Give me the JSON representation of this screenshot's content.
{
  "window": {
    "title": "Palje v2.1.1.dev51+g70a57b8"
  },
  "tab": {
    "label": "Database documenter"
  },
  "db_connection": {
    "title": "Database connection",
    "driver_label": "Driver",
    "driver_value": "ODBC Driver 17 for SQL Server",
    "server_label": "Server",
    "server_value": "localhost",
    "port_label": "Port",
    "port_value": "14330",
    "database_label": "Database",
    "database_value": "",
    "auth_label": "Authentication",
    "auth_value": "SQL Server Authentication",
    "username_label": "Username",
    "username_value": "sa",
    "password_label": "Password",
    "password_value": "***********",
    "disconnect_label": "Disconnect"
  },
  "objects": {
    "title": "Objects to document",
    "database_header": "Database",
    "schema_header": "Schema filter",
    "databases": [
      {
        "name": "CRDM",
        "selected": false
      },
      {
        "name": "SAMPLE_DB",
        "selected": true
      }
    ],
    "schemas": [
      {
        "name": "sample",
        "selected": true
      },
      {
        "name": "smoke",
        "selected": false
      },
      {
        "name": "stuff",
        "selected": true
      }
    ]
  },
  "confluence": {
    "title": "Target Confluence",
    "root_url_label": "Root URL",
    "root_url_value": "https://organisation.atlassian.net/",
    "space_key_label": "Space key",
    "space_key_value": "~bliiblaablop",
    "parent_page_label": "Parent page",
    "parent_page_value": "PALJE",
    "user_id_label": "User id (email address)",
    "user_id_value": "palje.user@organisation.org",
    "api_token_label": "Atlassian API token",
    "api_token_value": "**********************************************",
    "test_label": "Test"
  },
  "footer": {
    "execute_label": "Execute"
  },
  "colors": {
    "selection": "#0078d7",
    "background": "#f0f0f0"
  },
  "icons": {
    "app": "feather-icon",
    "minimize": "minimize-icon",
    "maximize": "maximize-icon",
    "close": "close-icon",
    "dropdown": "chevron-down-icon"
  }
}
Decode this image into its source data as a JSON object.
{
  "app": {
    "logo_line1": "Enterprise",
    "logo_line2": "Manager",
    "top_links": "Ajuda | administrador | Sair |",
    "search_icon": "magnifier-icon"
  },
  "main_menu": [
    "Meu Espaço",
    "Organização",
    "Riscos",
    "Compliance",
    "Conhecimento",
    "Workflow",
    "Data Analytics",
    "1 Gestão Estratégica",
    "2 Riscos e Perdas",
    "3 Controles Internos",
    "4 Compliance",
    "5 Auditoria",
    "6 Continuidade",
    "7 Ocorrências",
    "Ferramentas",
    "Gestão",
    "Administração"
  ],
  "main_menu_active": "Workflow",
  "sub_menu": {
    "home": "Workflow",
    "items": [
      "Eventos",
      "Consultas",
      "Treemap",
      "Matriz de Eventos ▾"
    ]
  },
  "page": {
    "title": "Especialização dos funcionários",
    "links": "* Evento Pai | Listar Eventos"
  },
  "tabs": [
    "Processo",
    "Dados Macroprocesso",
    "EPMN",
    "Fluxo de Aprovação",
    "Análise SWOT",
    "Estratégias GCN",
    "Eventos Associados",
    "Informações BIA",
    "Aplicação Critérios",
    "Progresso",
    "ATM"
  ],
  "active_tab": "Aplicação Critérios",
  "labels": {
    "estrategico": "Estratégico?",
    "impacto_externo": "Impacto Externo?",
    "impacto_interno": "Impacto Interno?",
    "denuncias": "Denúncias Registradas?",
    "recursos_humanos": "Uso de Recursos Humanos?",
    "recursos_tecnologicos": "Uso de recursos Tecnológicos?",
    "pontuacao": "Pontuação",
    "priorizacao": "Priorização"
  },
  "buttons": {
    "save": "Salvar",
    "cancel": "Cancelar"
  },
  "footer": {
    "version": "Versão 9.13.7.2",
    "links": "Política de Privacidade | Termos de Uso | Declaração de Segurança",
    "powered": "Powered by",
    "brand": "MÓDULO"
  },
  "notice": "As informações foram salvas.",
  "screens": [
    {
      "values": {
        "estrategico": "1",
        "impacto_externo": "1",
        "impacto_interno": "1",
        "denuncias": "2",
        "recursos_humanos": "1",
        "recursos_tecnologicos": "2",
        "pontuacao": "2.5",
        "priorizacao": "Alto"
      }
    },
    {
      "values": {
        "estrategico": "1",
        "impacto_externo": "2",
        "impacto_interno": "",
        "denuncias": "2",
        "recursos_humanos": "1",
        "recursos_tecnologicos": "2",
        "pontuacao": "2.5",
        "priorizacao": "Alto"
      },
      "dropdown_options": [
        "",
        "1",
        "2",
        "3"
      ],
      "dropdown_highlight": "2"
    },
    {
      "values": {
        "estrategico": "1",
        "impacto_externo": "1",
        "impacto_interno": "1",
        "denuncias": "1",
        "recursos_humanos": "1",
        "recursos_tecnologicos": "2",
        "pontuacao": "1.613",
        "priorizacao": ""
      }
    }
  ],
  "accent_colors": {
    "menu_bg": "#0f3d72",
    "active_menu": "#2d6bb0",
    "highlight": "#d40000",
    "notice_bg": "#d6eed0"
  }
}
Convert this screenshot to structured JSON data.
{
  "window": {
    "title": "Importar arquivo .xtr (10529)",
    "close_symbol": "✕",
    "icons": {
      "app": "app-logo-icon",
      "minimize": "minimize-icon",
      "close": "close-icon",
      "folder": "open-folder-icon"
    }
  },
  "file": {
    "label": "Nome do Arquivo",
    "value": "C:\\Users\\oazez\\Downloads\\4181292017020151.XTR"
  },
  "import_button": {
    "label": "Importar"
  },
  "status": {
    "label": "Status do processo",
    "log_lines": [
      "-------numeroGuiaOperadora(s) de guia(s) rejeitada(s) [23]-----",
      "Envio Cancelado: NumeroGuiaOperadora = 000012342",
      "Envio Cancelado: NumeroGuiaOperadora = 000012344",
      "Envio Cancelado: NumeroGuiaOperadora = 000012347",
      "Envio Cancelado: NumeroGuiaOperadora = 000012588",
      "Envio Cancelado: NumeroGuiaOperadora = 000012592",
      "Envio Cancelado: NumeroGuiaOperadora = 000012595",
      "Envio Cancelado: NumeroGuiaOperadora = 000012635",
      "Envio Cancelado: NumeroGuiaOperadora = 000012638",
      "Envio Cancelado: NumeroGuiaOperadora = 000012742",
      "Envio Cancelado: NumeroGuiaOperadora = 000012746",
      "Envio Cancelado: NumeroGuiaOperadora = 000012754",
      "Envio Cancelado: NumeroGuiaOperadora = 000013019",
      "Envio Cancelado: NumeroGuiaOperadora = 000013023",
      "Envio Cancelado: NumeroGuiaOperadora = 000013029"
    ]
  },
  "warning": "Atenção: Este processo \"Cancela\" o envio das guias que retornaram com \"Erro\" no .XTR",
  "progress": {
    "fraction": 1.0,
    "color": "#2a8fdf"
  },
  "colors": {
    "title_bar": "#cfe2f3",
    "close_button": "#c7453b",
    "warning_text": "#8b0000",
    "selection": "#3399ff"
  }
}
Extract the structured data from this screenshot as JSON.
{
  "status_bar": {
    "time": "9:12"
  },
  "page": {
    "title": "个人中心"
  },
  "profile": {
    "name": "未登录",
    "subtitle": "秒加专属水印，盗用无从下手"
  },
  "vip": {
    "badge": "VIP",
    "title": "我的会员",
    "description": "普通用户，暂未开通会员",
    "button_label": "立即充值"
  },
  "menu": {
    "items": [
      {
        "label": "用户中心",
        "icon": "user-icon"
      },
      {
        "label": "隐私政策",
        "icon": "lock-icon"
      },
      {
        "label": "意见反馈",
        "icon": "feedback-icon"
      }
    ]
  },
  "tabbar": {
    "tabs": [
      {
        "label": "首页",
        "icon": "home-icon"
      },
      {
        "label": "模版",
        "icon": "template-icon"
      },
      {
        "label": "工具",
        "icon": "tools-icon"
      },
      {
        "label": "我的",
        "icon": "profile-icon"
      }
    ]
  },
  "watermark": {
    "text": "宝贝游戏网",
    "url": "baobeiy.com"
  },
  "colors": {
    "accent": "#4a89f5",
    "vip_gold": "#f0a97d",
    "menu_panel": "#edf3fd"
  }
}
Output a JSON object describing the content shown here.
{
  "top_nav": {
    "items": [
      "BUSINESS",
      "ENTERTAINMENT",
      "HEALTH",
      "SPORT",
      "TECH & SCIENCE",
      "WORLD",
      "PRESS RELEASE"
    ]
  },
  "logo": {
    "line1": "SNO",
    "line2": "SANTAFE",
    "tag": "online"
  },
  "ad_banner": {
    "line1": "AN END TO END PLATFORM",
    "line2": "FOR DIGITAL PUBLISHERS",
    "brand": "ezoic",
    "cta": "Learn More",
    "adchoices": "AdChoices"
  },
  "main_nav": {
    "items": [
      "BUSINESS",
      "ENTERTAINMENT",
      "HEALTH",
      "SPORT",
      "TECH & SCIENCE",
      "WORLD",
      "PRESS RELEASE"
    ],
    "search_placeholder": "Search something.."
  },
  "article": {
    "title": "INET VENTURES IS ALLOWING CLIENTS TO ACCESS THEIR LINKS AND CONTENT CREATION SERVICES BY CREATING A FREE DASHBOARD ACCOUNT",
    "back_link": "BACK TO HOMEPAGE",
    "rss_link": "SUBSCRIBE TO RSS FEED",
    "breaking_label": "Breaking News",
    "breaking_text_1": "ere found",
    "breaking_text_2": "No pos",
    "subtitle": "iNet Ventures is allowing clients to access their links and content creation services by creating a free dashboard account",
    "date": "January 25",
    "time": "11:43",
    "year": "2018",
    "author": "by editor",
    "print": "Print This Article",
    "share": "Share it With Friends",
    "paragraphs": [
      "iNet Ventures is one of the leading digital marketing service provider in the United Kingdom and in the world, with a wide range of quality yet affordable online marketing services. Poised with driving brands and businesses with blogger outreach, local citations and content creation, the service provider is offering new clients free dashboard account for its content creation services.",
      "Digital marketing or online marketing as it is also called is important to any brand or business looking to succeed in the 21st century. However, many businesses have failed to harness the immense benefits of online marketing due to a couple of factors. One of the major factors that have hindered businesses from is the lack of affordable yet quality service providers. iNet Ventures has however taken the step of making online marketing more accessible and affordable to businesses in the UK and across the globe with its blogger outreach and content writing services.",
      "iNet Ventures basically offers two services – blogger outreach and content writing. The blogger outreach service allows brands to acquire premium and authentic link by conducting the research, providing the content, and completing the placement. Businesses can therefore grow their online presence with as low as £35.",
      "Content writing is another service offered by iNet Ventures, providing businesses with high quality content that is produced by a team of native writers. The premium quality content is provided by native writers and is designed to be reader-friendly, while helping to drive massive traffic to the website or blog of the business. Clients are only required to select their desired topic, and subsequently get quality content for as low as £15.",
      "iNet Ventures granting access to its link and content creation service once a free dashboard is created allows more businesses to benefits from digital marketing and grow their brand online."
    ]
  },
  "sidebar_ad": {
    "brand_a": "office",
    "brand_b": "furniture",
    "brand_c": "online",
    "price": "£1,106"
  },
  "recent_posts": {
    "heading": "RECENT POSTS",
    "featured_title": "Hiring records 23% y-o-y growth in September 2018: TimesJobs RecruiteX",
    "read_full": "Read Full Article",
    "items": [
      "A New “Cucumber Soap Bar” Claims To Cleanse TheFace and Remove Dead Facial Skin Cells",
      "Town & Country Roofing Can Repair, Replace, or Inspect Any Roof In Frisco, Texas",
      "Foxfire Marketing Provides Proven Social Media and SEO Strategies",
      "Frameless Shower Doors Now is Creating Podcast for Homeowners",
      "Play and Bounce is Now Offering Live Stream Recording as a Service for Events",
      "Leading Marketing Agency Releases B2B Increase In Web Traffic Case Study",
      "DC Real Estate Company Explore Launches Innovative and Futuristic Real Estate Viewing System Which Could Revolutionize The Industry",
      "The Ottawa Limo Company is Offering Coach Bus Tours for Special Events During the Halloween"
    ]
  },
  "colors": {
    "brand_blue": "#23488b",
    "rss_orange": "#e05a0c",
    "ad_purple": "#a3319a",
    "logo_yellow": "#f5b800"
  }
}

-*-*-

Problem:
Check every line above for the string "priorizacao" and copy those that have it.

Response to this exercise:
    "priorizacao": "Priorização"
        "priorizacao": "Alto"
        "priorizacao": "Alto"
        "priorizacao": ""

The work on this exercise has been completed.